In the chapter, the author, Joseph Bates, discussed at length how his creative writing students would craft interesting or compelling combinations. He said a “racist suicide-hotline volunteer” once prompted a 45-minute discussion. He went on to talk about how, when the obvious pairing were made (like a “kindhearted nun” or “vain supermodel”) the other students would chime in on why the pair wouldn’t work. Those uninteresting combinations brought nothing surprising.

We’d be writing caricature instead of character.

The chapter went on to create a “jealous nun” character. And the process was intriguing. A jealous nun. Jealous of whom? Jealous over what, exactly, and what might this jealousy lead her to do? The discussion leads to an interesting bit of character development. She’s jealous of a younger nun in her convent and her closeness to God. The pretty, young nun takes the role of the “other woman”, in some twisted sense.

Bates leads the reader to a set of questions that help form a story by addressing four basic problems:

  1. What does the combination really suggest in terms of what might happen?
  2. What would be motivation or driving our main character in such a situation?
  3. What would be opposing the character in the situation? (This could, and probably should, prompt many different answers, some of them small and personal in scope, others large.)
  4. What are the emotions evoked by or from the premise that we might consider universal?
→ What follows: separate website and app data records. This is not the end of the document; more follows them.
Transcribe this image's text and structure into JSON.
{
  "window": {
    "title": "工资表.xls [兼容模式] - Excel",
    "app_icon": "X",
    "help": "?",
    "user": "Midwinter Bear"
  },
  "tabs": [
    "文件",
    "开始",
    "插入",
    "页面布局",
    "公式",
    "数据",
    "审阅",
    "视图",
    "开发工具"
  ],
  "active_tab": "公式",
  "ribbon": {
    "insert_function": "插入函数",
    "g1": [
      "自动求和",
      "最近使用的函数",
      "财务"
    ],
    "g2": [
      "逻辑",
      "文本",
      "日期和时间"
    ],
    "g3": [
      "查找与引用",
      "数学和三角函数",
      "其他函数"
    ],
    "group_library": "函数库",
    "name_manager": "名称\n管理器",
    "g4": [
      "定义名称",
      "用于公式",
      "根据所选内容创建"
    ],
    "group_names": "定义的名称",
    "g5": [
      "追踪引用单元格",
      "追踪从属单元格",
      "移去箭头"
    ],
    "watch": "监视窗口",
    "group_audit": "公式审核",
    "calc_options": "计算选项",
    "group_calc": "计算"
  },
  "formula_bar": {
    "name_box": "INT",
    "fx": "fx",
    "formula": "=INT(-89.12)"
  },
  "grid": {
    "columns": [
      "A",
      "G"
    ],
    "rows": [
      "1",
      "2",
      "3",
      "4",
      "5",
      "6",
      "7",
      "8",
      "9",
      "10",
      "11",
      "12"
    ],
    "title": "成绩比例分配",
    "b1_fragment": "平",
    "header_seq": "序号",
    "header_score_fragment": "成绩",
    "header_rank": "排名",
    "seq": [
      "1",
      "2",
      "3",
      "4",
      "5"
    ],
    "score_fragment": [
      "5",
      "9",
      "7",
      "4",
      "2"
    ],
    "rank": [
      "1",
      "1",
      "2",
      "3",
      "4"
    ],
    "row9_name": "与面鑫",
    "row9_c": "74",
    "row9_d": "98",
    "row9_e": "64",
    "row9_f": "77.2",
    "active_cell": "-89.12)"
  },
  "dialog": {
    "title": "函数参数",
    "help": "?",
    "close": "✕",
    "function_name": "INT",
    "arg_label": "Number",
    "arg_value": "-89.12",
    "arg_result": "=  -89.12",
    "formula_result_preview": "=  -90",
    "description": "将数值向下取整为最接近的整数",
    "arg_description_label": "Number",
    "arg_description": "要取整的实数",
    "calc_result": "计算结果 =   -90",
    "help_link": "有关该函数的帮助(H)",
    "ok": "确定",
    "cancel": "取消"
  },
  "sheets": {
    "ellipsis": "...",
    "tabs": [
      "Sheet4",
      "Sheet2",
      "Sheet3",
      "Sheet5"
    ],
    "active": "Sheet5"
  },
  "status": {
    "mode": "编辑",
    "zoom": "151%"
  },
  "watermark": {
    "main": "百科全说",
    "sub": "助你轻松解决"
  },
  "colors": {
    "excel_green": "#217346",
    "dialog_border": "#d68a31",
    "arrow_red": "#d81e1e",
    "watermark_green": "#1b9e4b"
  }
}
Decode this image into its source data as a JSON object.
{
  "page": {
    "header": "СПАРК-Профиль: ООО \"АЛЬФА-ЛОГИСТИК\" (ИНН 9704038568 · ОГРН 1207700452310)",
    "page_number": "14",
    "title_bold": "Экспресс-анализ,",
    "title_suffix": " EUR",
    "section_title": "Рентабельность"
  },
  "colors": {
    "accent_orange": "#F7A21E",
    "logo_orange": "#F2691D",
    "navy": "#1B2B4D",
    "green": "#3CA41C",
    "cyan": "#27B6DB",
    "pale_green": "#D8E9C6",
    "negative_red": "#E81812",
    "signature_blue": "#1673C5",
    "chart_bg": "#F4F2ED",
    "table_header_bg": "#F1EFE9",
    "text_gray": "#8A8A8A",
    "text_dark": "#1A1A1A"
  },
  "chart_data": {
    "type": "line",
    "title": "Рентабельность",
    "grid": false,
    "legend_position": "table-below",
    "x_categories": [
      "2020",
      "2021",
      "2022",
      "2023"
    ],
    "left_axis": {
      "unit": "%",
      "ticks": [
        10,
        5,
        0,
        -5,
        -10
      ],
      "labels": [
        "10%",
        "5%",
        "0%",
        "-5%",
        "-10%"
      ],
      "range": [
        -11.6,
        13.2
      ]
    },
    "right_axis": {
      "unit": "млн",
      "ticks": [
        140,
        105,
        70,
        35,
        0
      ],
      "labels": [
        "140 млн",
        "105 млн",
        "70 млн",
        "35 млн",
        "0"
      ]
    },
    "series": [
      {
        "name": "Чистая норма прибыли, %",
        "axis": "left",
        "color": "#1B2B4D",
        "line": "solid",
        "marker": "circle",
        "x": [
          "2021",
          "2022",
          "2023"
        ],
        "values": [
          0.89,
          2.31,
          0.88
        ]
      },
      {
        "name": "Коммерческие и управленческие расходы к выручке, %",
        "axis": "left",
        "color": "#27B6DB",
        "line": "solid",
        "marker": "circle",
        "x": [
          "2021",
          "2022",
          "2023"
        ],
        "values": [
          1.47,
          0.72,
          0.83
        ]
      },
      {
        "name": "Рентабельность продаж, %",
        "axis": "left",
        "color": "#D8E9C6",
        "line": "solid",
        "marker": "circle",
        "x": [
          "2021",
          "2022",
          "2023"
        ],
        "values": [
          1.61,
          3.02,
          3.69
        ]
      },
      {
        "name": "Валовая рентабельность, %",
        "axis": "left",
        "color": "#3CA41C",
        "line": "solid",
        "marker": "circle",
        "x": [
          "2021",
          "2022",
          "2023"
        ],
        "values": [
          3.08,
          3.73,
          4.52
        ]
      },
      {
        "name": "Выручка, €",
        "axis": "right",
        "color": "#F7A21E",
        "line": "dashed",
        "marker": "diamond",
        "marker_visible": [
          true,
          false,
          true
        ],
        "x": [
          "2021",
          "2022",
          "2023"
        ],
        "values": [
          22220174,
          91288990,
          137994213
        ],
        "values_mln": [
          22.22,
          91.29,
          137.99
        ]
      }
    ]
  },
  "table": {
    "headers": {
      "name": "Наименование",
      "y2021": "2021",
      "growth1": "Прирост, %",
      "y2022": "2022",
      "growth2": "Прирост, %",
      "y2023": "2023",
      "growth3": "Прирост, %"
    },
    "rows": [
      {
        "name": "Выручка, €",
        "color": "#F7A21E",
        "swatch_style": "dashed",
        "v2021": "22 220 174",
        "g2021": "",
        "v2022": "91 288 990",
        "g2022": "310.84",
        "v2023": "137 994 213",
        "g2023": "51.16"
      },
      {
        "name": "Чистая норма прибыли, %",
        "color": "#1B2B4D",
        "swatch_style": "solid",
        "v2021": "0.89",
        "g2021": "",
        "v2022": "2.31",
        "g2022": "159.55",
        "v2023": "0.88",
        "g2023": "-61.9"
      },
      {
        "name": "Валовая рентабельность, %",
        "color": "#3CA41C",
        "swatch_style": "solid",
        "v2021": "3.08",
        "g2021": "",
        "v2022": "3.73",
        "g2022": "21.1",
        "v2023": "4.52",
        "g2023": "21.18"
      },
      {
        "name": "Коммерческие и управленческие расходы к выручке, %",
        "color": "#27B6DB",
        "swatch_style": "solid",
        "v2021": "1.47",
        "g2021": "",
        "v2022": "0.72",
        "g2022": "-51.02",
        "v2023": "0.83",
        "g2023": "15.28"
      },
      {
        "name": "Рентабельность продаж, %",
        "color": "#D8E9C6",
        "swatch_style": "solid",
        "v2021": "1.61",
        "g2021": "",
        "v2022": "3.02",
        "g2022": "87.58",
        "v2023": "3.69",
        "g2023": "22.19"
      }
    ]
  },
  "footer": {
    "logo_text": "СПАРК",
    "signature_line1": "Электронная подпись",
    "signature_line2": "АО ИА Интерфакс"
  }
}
In other words, what could any reader identify with, regardless of whether or not she’s ever been in this exact situation?

And there you have it: plot, character, conflict, and theme.

This process strikes me like a more focused form of brainstorming. Something that’ll help you really dredge the riverbed of this idea. And who knows, maybe you’ll drag up something that is really valuable to the potential story.

The combination that struck me was a “depressed relationship counselor”.

Here’s what I scribbled on my notepad after jumping from the shower: (This may, or may not, be the opening to a new story story.)

Jeffery Tarragon hated his name. There were any number of reputable spices he’d gladly don as a moniker. Sage–sounding old and wise, inducing visions of Gandalf or Dumbledore, even Merlin. Maybe Basil, because with just the right pronunciation, it’d be exotic, provoking images of James Bond. Perhaps even something faintly religious, like, Rosemary.

But no, his name was Jeff Tarragon, so it was something of a surprise when he’d been informed his identity had been stolen.

His two sisters, Judy and Alice, couldn’t wait to get married to drop the Tarragon name, and Jeff himself had even considered legally changing his name. But he never did anything so adventurous. On his deathbed, Jeff’s father made him promise never to change the name.

Perhaps Fate was intervening.

We’ll see where it goes.

What combination would you make?